Input data:

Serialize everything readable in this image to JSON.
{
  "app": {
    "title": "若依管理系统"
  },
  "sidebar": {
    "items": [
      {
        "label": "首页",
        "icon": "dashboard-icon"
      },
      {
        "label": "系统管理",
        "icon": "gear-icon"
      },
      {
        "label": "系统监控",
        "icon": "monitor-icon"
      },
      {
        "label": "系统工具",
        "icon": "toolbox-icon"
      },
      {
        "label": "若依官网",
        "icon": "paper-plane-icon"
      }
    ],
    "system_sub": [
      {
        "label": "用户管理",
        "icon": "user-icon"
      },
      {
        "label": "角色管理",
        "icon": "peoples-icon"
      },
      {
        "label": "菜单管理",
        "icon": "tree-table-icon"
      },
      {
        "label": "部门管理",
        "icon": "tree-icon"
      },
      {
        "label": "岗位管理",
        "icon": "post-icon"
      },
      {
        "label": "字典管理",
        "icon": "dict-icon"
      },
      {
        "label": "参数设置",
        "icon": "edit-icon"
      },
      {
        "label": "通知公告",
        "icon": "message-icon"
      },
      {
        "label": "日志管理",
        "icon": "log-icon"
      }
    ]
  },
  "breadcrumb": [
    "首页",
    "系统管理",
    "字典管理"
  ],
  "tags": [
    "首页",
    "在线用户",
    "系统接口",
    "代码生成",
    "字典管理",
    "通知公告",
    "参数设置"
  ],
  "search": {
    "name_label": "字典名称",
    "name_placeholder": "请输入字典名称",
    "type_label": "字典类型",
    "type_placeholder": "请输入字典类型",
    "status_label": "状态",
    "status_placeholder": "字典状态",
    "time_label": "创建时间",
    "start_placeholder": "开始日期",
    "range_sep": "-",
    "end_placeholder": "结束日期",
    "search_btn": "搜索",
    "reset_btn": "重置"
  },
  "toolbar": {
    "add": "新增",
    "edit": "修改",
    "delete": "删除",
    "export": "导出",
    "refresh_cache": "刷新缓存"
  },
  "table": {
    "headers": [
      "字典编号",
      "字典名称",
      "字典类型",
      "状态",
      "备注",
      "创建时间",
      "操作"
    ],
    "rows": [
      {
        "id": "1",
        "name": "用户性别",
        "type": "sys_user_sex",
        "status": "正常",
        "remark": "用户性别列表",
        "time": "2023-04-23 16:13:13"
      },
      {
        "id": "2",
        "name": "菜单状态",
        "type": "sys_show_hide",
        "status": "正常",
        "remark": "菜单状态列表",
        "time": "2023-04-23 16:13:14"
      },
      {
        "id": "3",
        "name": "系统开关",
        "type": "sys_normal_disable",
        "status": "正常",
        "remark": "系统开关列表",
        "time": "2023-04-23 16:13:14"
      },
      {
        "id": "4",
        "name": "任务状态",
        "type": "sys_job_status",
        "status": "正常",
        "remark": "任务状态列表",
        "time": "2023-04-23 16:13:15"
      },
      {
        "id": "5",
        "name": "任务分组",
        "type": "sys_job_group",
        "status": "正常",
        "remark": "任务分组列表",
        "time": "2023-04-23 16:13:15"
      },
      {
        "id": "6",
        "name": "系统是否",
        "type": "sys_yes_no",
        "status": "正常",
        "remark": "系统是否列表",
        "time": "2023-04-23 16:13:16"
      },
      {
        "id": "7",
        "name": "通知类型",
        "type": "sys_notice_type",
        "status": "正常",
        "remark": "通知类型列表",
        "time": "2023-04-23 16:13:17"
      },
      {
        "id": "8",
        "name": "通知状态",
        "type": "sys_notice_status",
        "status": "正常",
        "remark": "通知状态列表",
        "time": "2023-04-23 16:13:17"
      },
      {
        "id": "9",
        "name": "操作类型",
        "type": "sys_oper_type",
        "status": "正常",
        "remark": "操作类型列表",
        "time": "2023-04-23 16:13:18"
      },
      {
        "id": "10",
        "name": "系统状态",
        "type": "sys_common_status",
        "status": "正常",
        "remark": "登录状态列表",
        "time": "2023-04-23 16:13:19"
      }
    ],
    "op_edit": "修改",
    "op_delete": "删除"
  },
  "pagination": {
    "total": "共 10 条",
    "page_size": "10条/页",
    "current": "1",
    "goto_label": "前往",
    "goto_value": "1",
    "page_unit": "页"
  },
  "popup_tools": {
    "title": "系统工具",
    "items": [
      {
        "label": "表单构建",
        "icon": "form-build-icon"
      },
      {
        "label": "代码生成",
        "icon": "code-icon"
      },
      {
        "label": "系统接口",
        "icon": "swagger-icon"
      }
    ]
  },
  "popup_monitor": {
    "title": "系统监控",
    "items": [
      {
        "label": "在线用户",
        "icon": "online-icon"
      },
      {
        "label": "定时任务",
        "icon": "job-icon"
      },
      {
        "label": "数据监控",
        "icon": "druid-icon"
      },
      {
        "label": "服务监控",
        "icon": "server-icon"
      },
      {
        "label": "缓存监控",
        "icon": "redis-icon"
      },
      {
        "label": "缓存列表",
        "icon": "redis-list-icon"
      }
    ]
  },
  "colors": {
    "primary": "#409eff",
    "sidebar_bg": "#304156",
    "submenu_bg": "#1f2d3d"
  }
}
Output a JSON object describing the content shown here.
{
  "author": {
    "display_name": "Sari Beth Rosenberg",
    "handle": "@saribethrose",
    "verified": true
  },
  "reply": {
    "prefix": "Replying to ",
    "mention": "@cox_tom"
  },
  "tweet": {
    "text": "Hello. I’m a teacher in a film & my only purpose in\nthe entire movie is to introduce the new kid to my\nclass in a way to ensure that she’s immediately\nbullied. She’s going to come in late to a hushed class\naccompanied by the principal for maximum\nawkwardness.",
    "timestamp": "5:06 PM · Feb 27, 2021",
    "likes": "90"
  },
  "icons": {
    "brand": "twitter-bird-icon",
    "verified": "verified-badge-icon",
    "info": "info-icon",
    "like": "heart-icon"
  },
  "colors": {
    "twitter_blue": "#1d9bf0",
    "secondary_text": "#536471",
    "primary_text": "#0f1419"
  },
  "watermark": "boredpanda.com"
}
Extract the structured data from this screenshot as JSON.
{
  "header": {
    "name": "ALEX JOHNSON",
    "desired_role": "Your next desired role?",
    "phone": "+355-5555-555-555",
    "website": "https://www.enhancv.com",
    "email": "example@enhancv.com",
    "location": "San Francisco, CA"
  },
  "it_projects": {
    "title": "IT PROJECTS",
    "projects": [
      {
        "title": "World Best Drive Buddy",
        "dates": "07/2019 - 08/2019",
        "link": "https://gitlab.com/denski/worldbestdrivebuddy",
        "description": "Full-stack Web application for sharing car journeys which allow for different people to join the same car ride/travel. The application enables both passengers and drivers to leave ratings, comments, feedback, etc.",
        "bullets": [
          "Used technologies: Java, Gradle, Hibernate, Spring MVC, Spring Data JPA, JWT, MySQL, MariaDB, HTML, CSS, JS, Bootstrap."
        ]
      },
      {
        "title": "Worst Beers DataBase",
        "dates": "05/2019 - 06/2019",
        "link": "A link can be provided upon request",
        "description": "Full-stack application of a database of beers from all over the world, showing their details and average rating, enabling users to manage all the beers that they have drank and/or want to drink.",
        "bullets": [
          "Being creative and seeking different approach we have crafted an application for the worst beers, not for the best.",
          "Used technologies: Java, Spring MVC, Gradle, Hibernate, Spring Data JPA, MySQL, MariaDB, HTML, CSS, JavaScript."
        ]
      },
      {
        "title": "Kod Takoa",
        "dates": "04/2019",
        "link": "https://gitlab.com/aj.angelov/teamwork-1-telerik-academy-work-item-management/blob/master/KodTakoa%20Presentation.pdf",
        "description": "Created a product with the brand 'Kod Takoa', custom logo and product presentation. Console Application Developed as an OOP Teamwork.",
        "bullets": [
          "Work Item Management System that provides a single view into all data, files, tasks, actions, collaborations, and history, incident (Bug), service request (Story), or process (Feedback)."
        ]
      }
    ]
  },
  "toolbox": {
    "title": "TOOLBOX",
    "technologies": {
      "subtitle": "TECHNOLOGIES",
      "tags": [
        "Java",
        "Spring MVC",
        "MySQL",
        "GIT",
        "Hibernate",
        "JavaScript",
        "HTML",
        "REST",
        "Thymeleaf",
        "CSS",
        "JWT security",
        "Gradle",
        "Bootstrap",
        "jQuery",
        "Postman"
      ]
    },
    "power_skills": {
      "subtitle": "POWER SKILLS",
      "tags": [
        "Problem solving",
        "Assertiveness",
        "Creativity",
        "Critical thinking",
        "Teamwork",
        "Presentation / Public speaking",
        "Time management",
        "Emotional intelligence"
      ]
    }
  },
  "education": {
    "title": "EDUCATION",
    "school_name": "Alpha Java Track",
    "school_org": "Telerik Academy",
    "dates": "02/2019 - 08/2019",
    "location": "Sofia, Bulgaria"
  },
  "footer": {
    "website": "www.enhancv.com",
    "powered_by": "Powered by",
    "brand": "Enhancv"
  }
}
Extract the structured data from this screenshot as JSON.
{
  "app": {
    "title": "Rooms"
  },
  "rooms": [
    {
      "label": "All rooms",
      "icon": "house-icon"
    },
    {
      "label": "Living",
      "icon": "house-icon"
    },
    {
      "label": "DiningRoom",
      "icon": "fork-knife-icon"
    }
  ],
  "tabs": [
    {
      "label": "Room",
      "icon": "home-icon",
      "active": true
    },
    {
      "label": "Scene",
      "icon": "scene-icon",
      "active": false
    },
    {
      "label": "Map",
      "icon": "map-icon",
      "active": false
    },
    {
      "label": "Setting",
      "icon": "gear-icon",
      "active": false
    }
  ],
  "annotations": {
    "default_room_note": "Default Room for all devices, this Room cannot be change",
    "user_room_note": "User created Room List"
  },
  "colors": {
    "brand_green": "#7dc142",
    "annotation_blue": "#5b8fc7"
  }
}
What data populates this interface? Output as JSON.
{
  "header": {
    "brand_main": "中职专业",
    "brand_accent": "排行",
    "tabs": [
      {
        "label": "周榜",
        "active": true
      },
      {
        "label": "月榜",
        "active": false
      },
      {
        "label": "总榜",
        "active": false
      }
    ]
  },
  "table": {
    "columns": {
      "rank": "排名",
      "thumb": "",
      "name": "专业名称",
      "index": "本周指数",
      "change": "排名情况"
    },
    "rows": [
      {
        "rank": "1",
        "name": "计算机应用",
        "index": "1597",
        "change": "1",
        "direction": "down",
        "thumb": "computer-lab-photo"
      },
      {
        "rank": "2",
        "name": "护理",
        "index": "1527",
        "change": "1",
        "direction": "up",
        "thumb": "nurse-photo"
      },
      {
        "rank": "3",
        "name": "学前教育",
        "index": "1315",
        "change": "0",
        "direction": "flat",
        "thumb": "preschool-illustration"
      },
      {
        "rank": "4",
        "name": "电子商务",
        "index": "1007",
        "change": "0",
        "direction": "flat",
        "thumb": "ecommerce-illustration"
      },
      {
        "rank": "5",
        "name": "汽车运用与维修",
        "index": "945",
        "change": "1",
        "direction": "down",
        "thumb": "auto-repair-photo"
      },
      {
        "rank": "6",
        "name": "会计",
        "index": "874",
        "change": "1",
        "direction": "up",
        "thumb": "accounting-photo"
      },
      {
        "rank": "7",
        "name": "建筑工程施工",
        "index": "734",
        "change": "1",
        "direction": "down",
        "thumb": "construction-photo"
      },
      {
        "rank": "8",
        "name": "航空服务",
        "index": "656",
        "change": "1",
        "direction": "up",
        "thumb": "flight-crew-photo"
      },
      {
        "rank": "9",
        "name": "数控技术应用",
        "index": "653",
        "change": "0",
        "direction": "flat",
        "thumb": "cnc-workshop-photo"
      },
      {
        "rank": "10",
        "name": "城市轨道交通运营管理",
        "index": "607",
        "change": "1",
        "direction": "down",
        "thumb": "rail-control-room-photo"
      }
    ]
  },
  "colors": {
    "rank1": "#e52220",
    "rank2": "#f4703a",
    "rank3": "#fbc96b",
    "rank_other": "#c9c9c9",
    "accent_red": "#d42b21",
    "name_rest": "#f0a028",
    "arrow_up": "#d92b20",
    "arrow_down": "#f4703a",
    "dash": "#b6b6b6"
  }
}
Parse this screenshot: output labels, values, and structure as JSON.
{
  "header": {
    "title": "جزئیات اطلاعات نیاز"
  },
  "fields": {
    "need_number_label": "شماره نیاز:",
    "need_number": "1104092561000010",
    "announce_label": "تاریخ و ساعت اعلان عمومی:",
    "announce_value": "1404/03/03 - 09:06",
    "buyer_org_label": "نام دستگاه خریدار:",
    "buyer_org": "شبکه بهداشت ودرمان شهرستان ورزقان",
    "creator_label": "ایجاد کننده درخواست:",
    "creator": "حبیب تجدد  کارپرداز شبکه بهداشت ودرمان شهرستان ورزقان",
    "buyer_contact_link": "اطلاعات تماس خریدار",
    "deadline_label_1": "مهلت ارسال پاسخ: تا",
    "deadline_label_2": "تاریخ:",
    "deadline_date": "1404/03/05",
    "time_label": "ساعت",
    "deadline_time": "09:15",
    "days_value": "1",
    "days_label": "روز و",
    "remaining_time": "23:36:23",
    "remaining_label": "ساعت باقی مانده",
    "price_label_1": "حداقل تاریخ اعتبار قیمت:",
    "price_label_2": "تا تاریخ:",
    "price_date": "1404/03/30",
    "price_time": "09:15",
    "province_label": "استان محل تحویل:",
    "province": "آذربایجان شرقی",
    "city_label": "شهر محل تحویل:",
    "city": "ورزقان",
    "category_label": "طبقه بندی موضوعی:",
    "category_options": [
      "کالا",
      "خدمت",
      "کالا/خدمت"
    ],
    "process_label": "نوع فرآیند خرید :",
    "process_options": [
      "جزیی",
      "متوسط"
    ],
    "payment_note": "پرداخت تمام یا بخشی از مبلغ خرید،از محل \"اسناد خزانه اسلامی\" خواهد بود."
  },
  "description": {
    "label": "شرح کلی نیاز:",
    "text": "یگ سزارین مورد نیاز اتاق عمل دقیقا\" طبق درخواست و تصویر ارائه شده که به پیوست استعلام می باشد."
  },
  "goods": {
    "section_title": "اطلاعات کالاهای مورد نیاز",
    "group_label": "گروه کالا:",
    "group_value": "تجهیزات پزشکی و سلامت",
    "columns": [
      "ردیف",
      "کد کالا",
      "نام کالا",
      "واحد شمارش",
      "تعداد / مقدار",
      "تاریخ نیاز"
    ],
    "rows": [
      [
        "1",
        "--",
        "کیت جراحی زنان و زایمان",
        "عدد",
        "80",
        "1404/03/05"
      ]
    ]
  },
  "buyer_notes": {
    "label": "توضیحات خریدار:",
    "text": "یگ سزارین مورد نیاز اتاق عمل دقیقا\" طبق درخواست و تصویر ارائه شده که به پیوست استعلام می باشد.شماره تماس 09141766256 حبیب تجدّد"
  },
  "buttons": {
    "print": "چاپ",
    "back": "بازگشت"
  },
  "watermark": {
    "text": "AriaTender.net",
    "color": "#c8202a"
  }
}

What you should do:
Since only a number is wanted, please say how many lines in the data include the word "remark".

Written answer:
10